Kilam, an Indonesia-based businessman with interests in the paper and furniture industry, says he is ready to plough in Rs 25 crore to Rs 30 crore for what he calls his "dream".

He is currently in town scouting around for a 25-acre plot in the right part of town "" or its outskirts "" where he can translate that dream into reality.

"It will be like a little Kashmir right in the middle of Delhi," Kilam says rather wistfully, getting nostalgic about Kashmir, from where his family originally came.

The plan is all worked out and the picture very clear. Kilam want to create a resort with around 20 houseboats, one large, the rest smaller, all bobbing on a manmade or a natural lake "" if he can find one.

The biggest houseboat will be 25 feet X 100 feet, with three restaurants and a lobby to boot. Guests will walk in to the reception and from there they will be escorted to a shikara which will then take them to their houseboat.

In fact, Kilam has even built a model of what he is planning. He's crazy about houseboats and it shows. His own farmhouse, on a 5-acre plot, near Faridabad, has been built in the shape of a houseboat.

It is this same fascination with boats that is also on show at Kilam's new restaurant in Gurgaon. Odyssey, the 340-seater, giant-sized eatery sprawls over 17,500 sq ft at Sahara Mall, Gurgaon.

The shape and design are intended to look like a luxury cruise liner. Kilam says that Odyssey is India's biggest restaurant. And he claims that it may also be in the running as the most expensive restaurant in the country.

He won't talk figures but says that "a couple of millions" have been spent on it. Certainly, there's evidence of a lavish budget with crystal glasses that are said to cost Rs 1,000 each.

Even the chopsticks are imported and they've been made to order from the "whitest and lightest wood" imported from Bali. When the restaurant threw open its doors for the first time a couple of weeks ago it was with a 'fountain' of champagne, literally.
The bubbly flowed from glass to glass""placed in a pyramid formation""a showy practise borrowed from dining rooms of cruise liners.

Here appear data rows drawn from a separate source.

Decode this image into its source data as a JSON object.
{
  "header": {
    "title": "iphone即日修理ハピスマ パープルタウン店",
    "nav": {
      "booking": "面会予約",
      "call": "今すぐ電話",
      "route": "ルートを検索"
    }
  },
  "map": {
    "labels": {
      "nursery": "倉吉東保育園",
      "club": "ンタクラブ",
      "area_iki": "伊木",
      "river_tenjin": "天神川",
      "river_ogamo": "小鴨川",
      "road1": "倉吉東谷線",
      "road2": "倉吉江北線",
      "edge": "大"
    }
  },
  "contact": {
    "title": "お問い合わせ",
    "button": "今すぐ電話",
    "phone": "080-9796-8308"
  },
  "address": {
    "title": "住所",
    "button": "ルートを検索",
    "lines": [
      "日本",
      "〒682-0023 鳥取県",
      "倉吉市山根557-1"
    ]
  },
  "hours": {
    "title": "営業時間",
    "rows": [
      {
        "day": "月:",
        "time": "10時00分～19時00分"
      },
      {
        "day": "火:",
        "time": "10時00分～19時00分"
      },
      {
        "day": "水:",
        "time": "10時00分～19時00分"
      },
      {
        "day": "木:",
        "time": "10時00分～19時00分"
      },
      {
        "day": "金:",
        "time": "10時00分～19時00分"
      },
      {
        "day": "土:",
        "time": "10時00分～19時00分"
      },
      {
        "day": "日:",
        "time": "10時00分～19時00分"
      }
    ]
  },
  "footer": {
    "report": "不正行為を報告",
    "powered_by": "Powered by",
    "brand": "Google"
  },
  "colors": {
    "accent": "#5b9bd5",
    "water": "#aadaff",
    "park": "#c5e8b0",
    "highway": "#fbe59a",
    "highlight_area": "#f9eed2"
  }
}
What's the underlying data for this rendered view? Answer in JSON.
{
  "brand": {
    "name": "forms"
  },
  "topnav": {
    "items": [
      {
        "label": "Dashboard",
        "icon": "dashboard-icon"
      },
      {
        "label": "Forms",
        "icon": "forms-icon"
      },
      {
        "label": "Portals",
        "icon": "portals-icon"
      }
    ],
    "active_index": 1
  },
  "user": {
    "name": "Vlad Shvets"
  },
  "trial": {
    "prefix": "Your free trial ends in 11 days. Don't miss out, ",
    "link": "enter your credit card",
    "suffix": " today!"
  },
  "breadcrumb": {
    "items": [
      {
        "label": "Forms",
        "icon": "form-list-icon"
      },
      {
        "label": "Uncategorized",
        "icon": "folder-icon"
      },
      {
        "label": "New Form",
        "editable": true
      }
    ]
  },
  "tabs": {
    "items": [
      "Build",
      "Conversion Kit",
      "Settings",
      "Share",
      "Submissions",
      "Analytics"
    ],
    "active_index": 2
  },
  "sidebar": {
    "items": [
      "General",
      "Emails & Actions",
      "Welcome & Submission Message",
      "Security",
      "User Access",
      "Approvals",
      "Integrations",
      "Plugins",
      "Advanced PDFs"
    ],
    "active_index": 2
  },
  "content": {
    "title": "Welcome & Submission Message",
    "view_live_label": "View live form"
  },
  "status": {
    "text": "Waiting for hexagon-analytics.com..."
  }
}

So what does this fascination stem from? Nostalgia, if you like. Or some smart marketing. "I am essentially from Kashmir and my grandfather built and managed the first houseboat in Kashmir, the Kashmir Princess. So I have always wanted to do something on those lines", says Kilam explaining his fascination with 'boats'.

Kilam's family were amongst the first pioneers of tourism in Kashmir. Starting from the Kashmir Princess built by his grandfather Pt.

Narain Das Raina in 1885, the family built and managed 300 houseboats till 1948. After Partition, says Kilam the business was sold because with fewer, high-spending European clients the losses started piling up.

"At first you could hire a room for just Rs 18, then over the years this became Rs 50 and in the 1950s, Rs 700 but the Indian tourists could not afford such prices", he says.

Kilam studied chemical engineering and was then posted to Indonesia in 1980, to work on a project for Ballarpur Industries.

Once there, he decided to shift camps and went on to join Asia Pulp and Paper, Ballarpur competitors, a $ 15 billion company, still reckoned to be one of the biggest paper companies in the world, despite messy financial trouble post 1998 and the Asian Crisis.

In more recent times, a massive debt restructuring exercise was completed just a couple of months ago and Kilam is currently the company's director, marketing.

But while his core business interests remain in that country""he is also an Indonesian citizen""Kilam has clearly set sights back home.

He plans to come back "every weekend" to look after his "latest baby", Odyssey, which he plans to develop into a bigger chain of restaurants. In fact, he is already looking at sites in Noida and Vasant Kunj "" at the DLF mall coming up next to the Grand.

But the priority remains the houseboat project. Kilam, who wouldn't like to return to Kashmir "because it is still not safe" and because much of his family is settled in Delhi, says he has been thinking of the project "since 1998".

It is going to be a long drawn out affair. "Each houseboat takes at least a year to build", Kilam says, adding that he hopes to complete the project in the next three to four years. When that happens, it will be possible to enjoy a slice of Kashmir right here in the Capital.

First Published: Sat, January 24 2004. 00:00 IST